Bok choy is a light, flavorful member of the cabbage family. However, because its leaves aren't as tightly packed as round cabbages, it requires special treatment before you cut it up to use it in your favorite recipe. If you've worked with leeks, you already know that soil and sand can work their way down between the leaves. Bok choy doesn't suffer from this problem quite as badly as leeks, but the process is similar. As long as you're observant, you'll be cooking your bok choy in no time.
Examine the bok choy carefully. If it is tightly packed, it probably will have less dirt inside. If it's more loosely packed, it is probably older and dirtier.
Remove the outer leaves, particularly if they are dirty or disheveled in any way. Discard them in your usual manner.

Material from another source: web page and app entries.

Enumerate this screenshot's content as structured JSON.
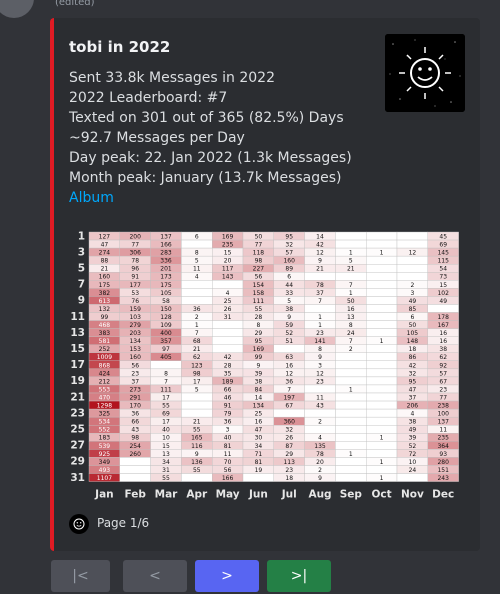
{
  "message": {
    "edited_label": "(edited)"
  },
  "embed": {
    "accent_color": "#e01b24",
    "title": "tobi in 2022",
    "lines": [
      "Sent 33.8k Messages in 2022",
      "2022 Leaderboard: #7",
      "Texted on 301 out of 365 (82.5%) Days",
      "~92.7 Messages per Day",
      "Day peak: 22. Jan 2022 (1.3k Messages)",
      "Month peak: January (13.7k Messages)"
    ],
    "album_link": "Album",
    "thumbnail_icon": "sun-face-icon",
    "footer_icon": "sun-face-icon",
    "footer_text": "Page 1/6"
  },
  "buttons": {
    "first": "|<",
    "prev": "<",
    "next": ">",
    "last": ">|"
  },
  "chart_data": {
    "type": "heatmap",
    "title": "",
    "xlabel": "",
    "ylabel": "",
    "columns": [
      "Jan",
      "Feb",
      "Mar",
      "Apr",
      "May",
      "Jun",
      "Jul",
      "Aug",
      "Sep",
      "Oct",
      "Nov",
      "Dec"
    ],
    "row_tick_labels": [
      "1",
      "3",
      "5",
      "7",
      "9",
      "11",
      "13",
      "15",
      "17",
      "19",
      "21",
      "23",
      "25",
      "27",
      "29",
      "31"
    ],
    "rows": [
      [
        "127",
        "200",
        "137",
        "6",
        "169",
        "50",
        "95",
        "14",
        "",
        "",
        "",
        "45"
      ],
      [
        "47",
        "77",
        "166",
        "",
        "235",
        "77",
        "32",
        "42",
        "",
        "",
        "",
        "69"
      ],
      [
        "274",
        "306",
        "283",
        "8",
        "15",
        "118",
        "57",
        "12",
        "1",
        "1",
        "12",
        "145"
      ],
      [
        "88",
        "78",
        "336",
        "5",
        "20",
        "98",
        "160",
        "9",
        "5",
        "",
        "",
        "115"
      ],
      [
        "21",
        "96",
        "201",
        "11",
        "117",
        "227",
        "89",
        "21",
        "21",
        "",
        "",
        "54"
      ],
      [
        "160",
        "91",
        "173",
        "4",
        "143",
        "56",
        "6",
        "",
        "",
        "",
        "",
        "73"
      ],
      [
        "175",
        "177",
        "175",
        "",
        "",
        "154",
        "44",
        "78",
        "7",
        "",
        "2",
        "15"
      ],
      [
        "382",
        "53",
        "105",
        "",
        "4",
        "158",
        "33",
        "37",
        "1",
        "",
        "3",
        "102"
      ],
      [
        "613",
        "76",
        "58",
        "",
        "25",
        "111",
        "5",
        "7",
        "50",
        "",
        "49",
        "49"
      ],
      [
        "132",
        "159",
        "150",
        "36",
        "26",
        "55",
        "38",
        "",
        "16",
        "",
        "85",
        ""
      ],
      [
        "99",
        "103",
        "128",
        "2",
        "31",
        "28",
        "9",
        "1",
        "13",
        "",
        "6",
        "178"
      ],
      [
        "468",
        "279",
        "109",
        "1",
        "",
        "8",
        "59",
        "1",
        "8",
        "",
        "50",
        "167"
      ],
      [
        "383",
        "203",
        "400",
        "7",
        "",
        "29",
        "52",
        "23",
        "24",
        "",
        "105",
        "16"
      ],
      [
        "581",
        "134",
        "357",
        "68",
        "",
        "95",
        "51",
        "141",
        "7",
        "1",
        "148",
        "16"
      ],
      [
        "252",
        "153",
        "97",
        "21",
        "",
        "169",
        "",
        "8",
        "2",
        "",
        "18",
        "38"
      ],
      [
        "1009",
        "160",
        "405",
        "62",
        "42",
        "99",
        "63",
        "9",
        "",
        "",
        "86",
        "62"
      ],
      [
        "868",
        "56",
        "",
        "123",
        "28",
        "9",
        "16",
        "3",
        "",
        "",
        "42",
        "92"
      ],
      [
        "424",
        "23",
        "8",
        "98",
        "35",
        "39",
        "12",
        "12",
        "",
        "",
        "32",
        "57"
      ],
      [
        "212",
        "37",
        "7",
        "17",
        "189",
        "38",
        "36",
        "23",
        "",
        "",
        "95",
        "67"
      ],
      [
        "553",
        "273",
        "111",
        "5",
        "66",
        "84",
        "7",
        "",
        "1",
        "",
        "47",
        "23"
      ],
      [
        "470",
        "291",
        "17",
        "",
        "46",
        "14",
        "197",
        "11",
        "",
        "",
        "37",
        "77"
      ],
      [
        "1298",
        "170",
        "55",
        "",
        "91",
        "134",
        "67",
        "43",
        "",
        "",
        "206",
        "238"
      ],
      [
        "325",
        "36",
        "69",
        "",
        "79",
        "25",
        "",
        "",
        "",
        "",
        "4",
        "100"
      ],
      [
        "534",
        "66",
        "17",
        "21",
        "36",
        "16",
        "360",
        "2",
        "",
        "",
        "38",
        "137"
      ],
      [
        "552",
        "43",
        "40",
        "55",
        "3",
        "47",
        "32",
        "",
        "",
        "",
        "49",
        "11"
      ],
      [
        "183",
        "98",
        "10",
        "165",
        "40",
        "30",
        "26",
        "4",
        "",
        "1",
        "39",
        "235"
      ],
      [
        "539",
        "254",
        "15",
        "116",
        "81",
        "34",
        "87",
        "135",
        "",
        "",
        "52",
        "364"
      ],
      [
        "925",
        "260",
        "13",
        "9",
        "11",
        "71",
        "29",
        "78",
        "1",
        "",
        "72",
        "93"
      ],
      [
        "349",
        "",
        "34",
        "136",
        "70",
        "81",
        "113",
        "20",
        "",
        "1",
        "10",
        "280"
      ],
      [
        "493",
        "",
        "31",
        "55",
        "56",
        "19",
        "23",
        "2",
        "",
        "",
        "24",
        "151"
      ],
      [
        "1107",
        "",
        "55",
        "",
        "166",
        "",
        "18",
        "9",
        "",
        "1",
        "",
        "243"
      ]
    ]
  }
}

Cut off the base of the bok choy. The leaves all connect to a base that is attached to the roots of the plant while it is growing. It resembles celery or chicory far more than it resembles round cabbages. It should slice very easily with a sharp chef's knife.
Pull the individual leaves of bok choy apart and rinse them with cold, running water from your faucet. A sprayer-type faucet is very helpful when rinsing vegetables such as this, but it is not necessary if you do not have one.
Examine each leaf as you clean it. Mostly,the leaves inside will be pristine and ready for you to cook after you have cleaned them. However, you may occasionally find a leaf that is past its prime or otherwise looks unfit for your recipe. It is important to weed these out or trim them as necessary before cooking.